The Declaration of Independence, Dr. Copeland noted, identifies God as the first principle of nature: a sovereign over the collective political society, as well as a biblical God who creates individual human beings, endowing them with equality. “Living in a certain kind of political system formed and produced a certain kind of person,” she observed. “Only in the instance of the best system of government will the good woman or man and the good citizen be one in the same.”

“One of the gravest errors of our time,” Dr. Copeland asserted, “is the dichotomy of faith, which many profess, and their daily lives.”

No one has incarnated the meaning of prophetic faith like the Rev. Dr. Martin Luther King Jr. “A century ago, many Americans lived under legal segregation, and in many ways we still do.”

Dr. King held that segregation of any kind held a “double contradiction” in this country, Dr. Copeland observed. “It violated democratic principles and its religious heritage.”

Segregation betrayed this country’s most noble ideals of liberty and justice, she said. “However, Dr. King maintained that the religious contradiction of segregation is the worst. He said, ‘If we are to remain true to the Gospel of Jesus Christ, we cannot rest until segregation and discrimination are banished from every area of American life.’”

Prior to the lecture, a group of St. John’s University faculty and administrators shared dinner with Dr. Copeland in the D’Angelo Center for a more in-depth discussion of the topics presented in her lecture.

“Dr. Copeland’s lecture series challenges us to be more sensitive to those we encounter as we navigate this world in search of the same thing: freedom,” observed Aliya E. Holmes, Ph.D., Associate Professor of Educational Technology, Department of Curriculum and Instruction.

“It is on this journey that we realize that despite our starting points or differences, we have the same goal—to achieve and live the American Dream. Dr. Copeland reminded me that freedom is shaped by the limits of our vision, and we all have the power to access it even if we are walking on a tightrope.”

Over her series of talks, Dr. Copeland proved herself a great theologian and communicator, noted Rev. Patrick J. Griffin, C.M. ’13HON, Executive Director, Vincentian Center for Church and Society. “From the perspective of political theology, she intended to explore competing and changing visions that have shaped our national life (i.e., freedom, social life, civic belonging, religious, and personal identity).”

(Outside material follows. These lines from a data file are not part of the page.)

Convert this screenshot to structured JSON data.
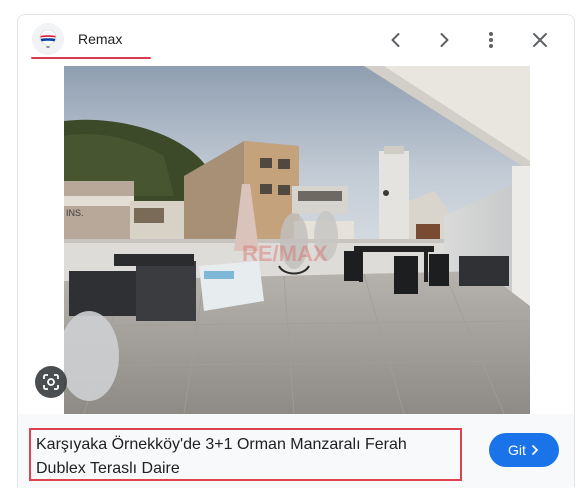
{
  "header": {
    "source_name": "Remax",
    "icons": {
      "logo": "remax-balloon-icon",
      "prev": "chevron-left-icon",
      "next": "chevron-right-icon",
      "more": "more-vert-icon",
      "close": "close-icon"
    }
  },
  "image": {
    "icon": "photo-of-rooftop-terrace",
    "watermark": "RE/MAX",
    "sign_text": "INS.",
    "lens_icon": "lens-search-icon"
  },
  "footer": {
    "title": "Karşıyaka Örnekköy'de 3+1 Orman Manzaralı Ferah Dublex Teraslı Daire",
    "visit_label": "Git",
    "visit_icon": "chevron-right-icon"
  },
  "colors": {
    "accent": "#1a73e8",
    "highlight": "#e0414f",
    "underline": "#d93a4c"
  }
}
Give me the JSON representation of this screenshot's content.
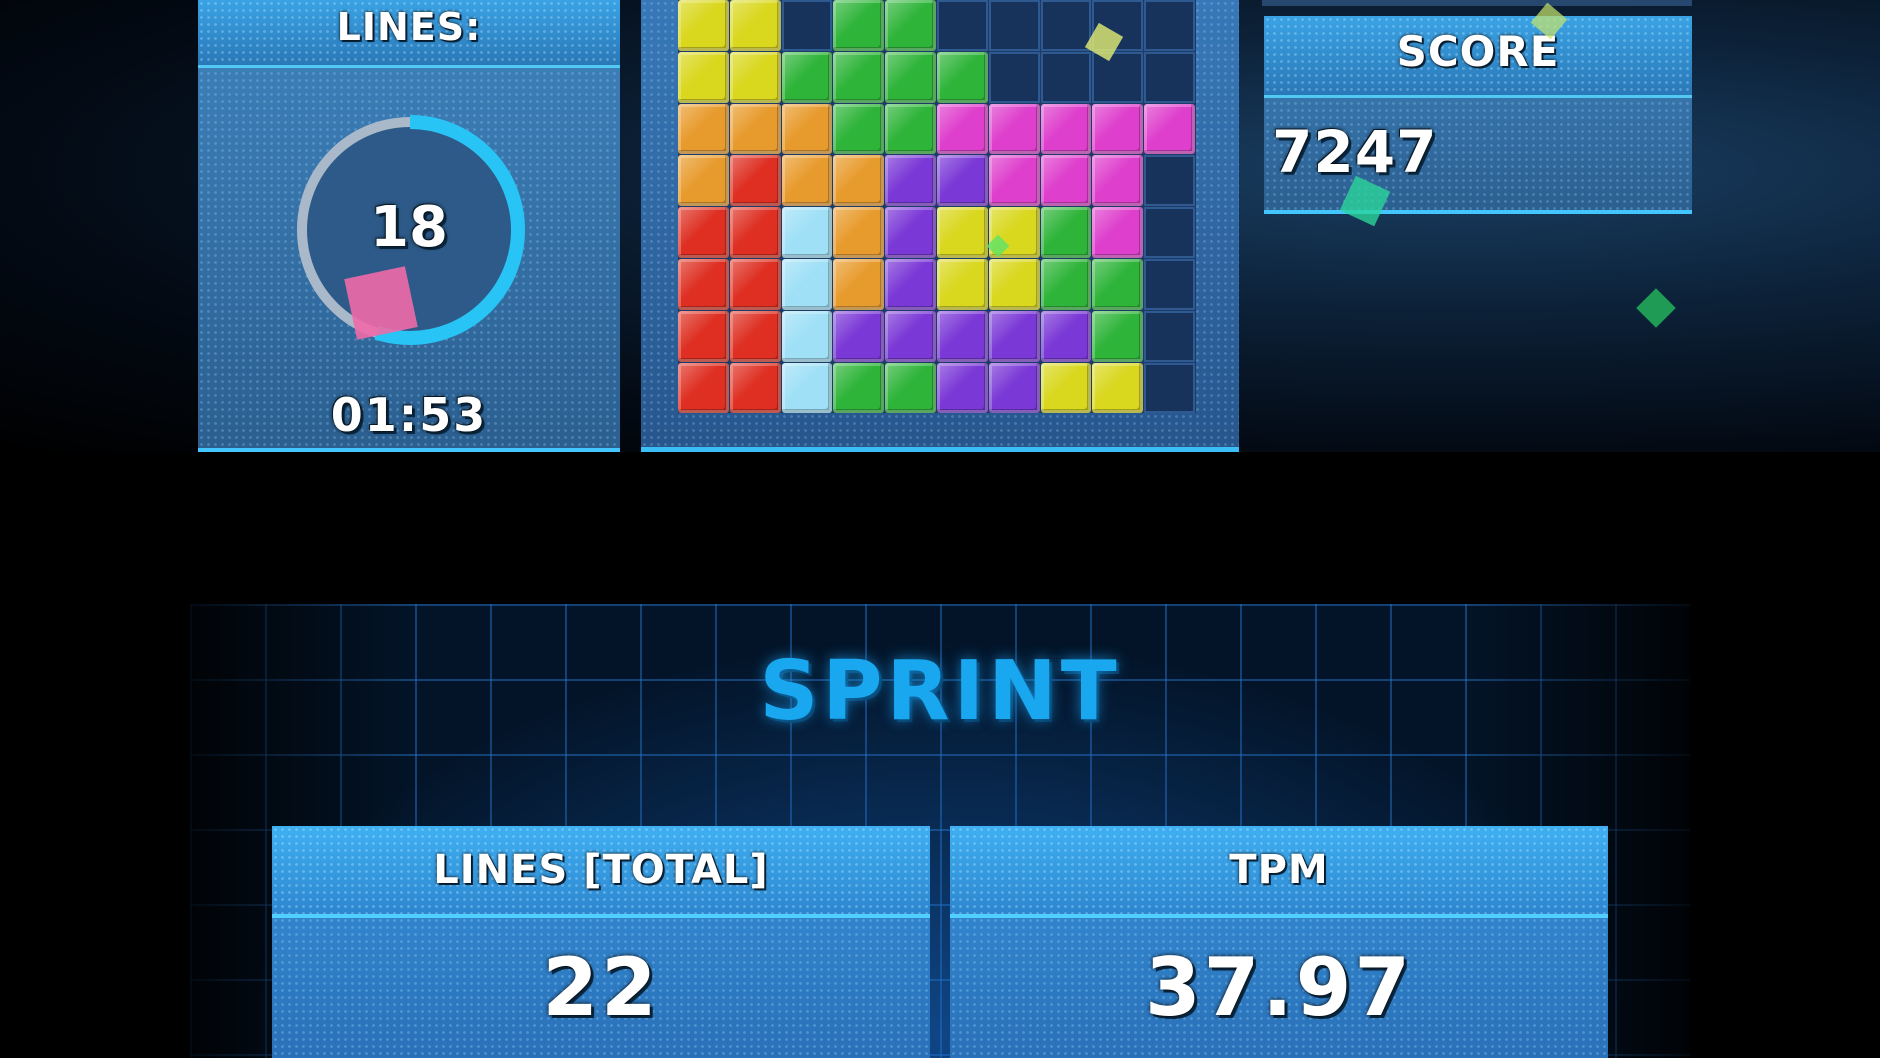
{
  "lines_panel": {
    "label": "LINES:",
    "lines_remaining": "18",
    "timer": "01:53",
    "progress_fraction": 0.55
  },
  "score_panel": {
    "label": "SCORE",
    "value": "7247"
  },
  "playfield": {
    "columns": 10,
    "visible_rows": 8,
    "colors": {
      "Y": "#d9d71e",
      "G": "#2fb43a",
      "O": "#e89b2d",
      "P": "#de3fcc",
      "R": "#de2f22",
      "C": "#9fe0f7",
      "V": "#7a38d6"
    },
    "rows": [
      "YY.GG.....",
      "YYGGGG....",
      "OOOGGPPPPP",
      "OROOVVPPP.",
      "RRCOVYYGP.",
      "RRCOVYYGG.",
      "RRCVVVVVG.",
      "RRCGGVVYY."
    ]
  },
  "results": {
    "mode_title": "SPRINT",
    "lines_total_label": "LINES [TOTAL]",
    "lines_total_value": "22",
    "tpm_label": "TPM",
    "tpm_value": "37.97"
  }
}
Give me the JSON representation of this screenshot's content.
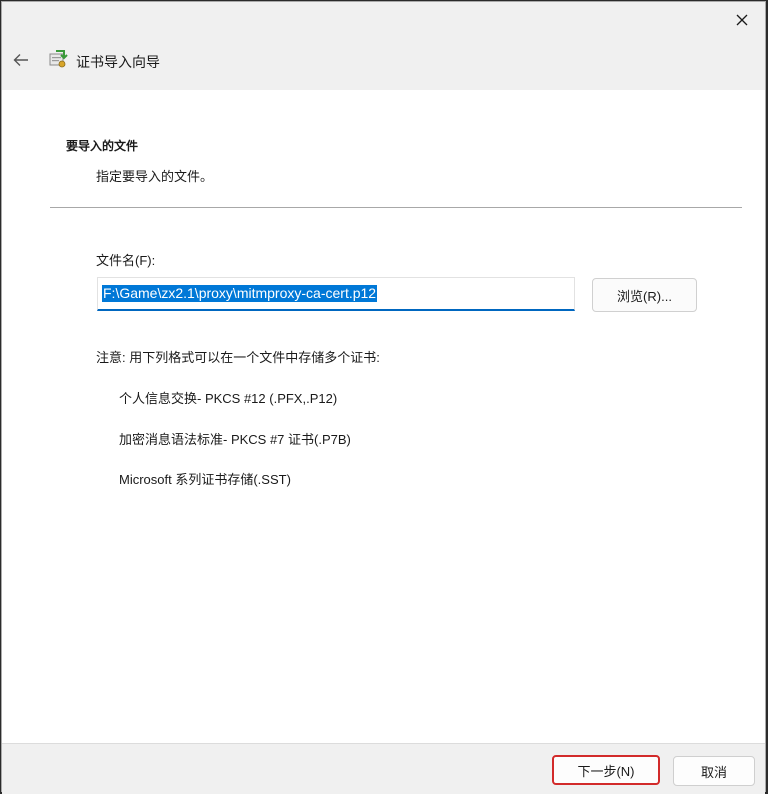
{
  "window": {
    "title": "证书导入向导",
    "icons": {
      "close": "close-icon",
      "back": "back-arrow-icon",
      "wizard": "certificate-wizard-icon"
    }
  },
  "page": {
    "heading": "要导入的文件",
    "description": "指定要导入的文件。"
  },
  "file_field": {
    "label": "文件名(F):",
    "value": "F:\\Game\\zx2.1\\proxy\\mitmproxy-ca-cert.p12",
    "browse_label": "浏览(R)..."
  },
  "note": {
    "text": "注意: 用下列格式可以在一个文件中存储多个证书:",
    "formats": [
      "个人信息交换- PKCS #12 (.PFX,.P12)",
      "加密消息语法标准- PKCS #7 证书(.P7B)",
      "Microsoft 系列证书存储(.SST)"
    ]
  },
  "footer": {
    "next_label": "下一步(N)",
    "cancel_label": "取消"
  },
  "colors": {
    "accent": "#0067c0",
    "selection": "#0078d7",
    "highlight_border": "#d22a2a"
  }
}
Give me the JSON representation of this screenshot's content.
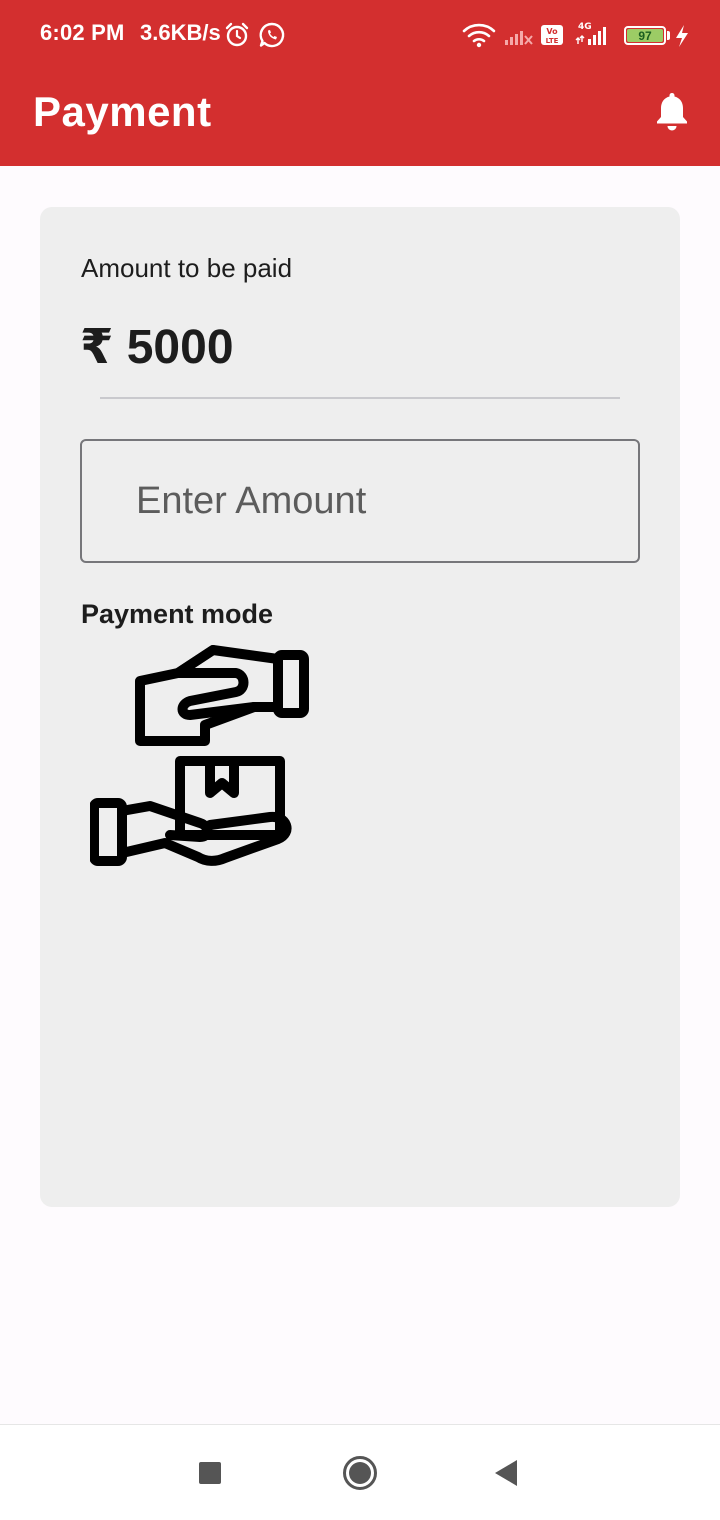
{
  "status_bar": {
    "time": "6:02 PM",
    "net_speed": "3.6KB/s",
    "battery_level": "97",
    "icons": [
      "alarm-icon",
      "whatsapp-icon",
      "wifi-icon",
      "signal-icon",
      "volte-icon",
      "signal-4g-icon",
      "battery-icon",
      "charging-icon"
    ]
  },
  "header": {
    "title": "Payment",
    "notification_icon": "bell-icon"
  },
  "payment_card": {
    "amount_label": "Amount to be paid",
    "amount_value": "₹ 5000",
    "amount_input_placeholder": "Enter Amount",
    "payment_mode_label": "Payment mode",
    "payment_mode_icon": "cash-on-delivery-icon"
  },
  "nav_bar": {
    "icons": [
      "recents-icon",
      "home-icon",
      "back-icon"
    ]
  },
  "colors": {
    "primary": "#d32f2f",
    "card_background": "#eeeeee",
    "page_background": "#fefbfe",
    "text": "#1d1d1d"
  }
}
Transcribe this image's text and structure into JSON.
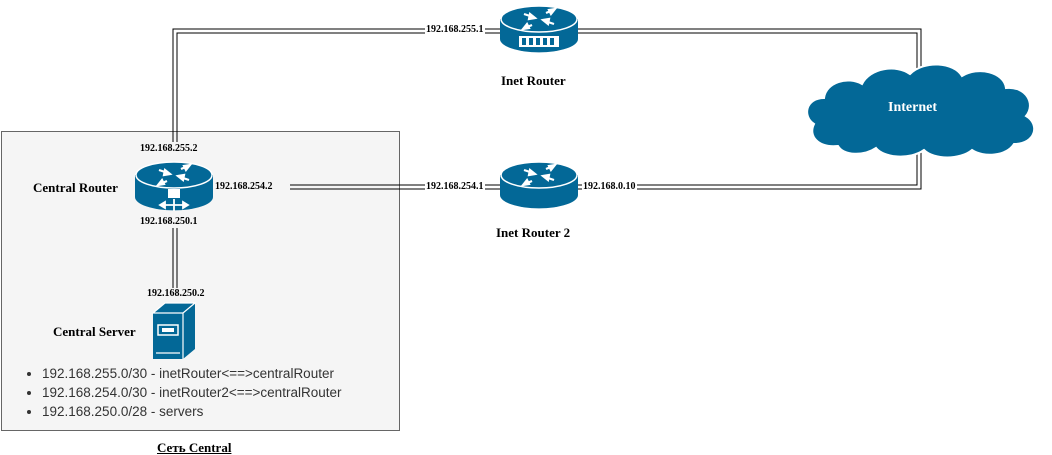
{
  "diagram": {
    "group": {
      "caption": "Сеть Central"
    },
    "nodes": {
      "inet_router": {
        "title": "Inet Router",
        "ip": "192.168.255.1"
      },
      "inet_router_2": {
        "title": "Inet Router 2",
        "ip_left": "192.168.254.1",
        "ip_right": "192.168.0.10"
      },
      "central_router": {
        "title": "Central Router",
        "ip_top": "192.168.255.2",
        "ip_right": "192.168.254.2",
        "ip_bottom": "192.168.250.1"
      },
      "central_server": {
        "title": "Central Server",
        "ip": "192.168.250.2"
      },
      "internet": {
        "title": "Internet"
      }
    },
    "subnets": [
      "192.168.255.0/30 - inetRouter<==>centralRouter",
      "192.168.254.0/30 - inetRouter2<==>centralRouter",
      "192.168.250.0/28 - servers"
    ],
    "colors": {
      "device": "#036897",
      "device_stroke": "#ffffff",
      "group_fill": "#f5f5f5",
      "group_border": "#666666",
      "link": "#000000"
    }
  }
}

Fr. Griffin added, “Her concluding presentation gave special attention to the issues of religion and education that touch upon the identity of St. John’s in a particular way. It offered some significant challenges from a believing scholar. We are grateful.”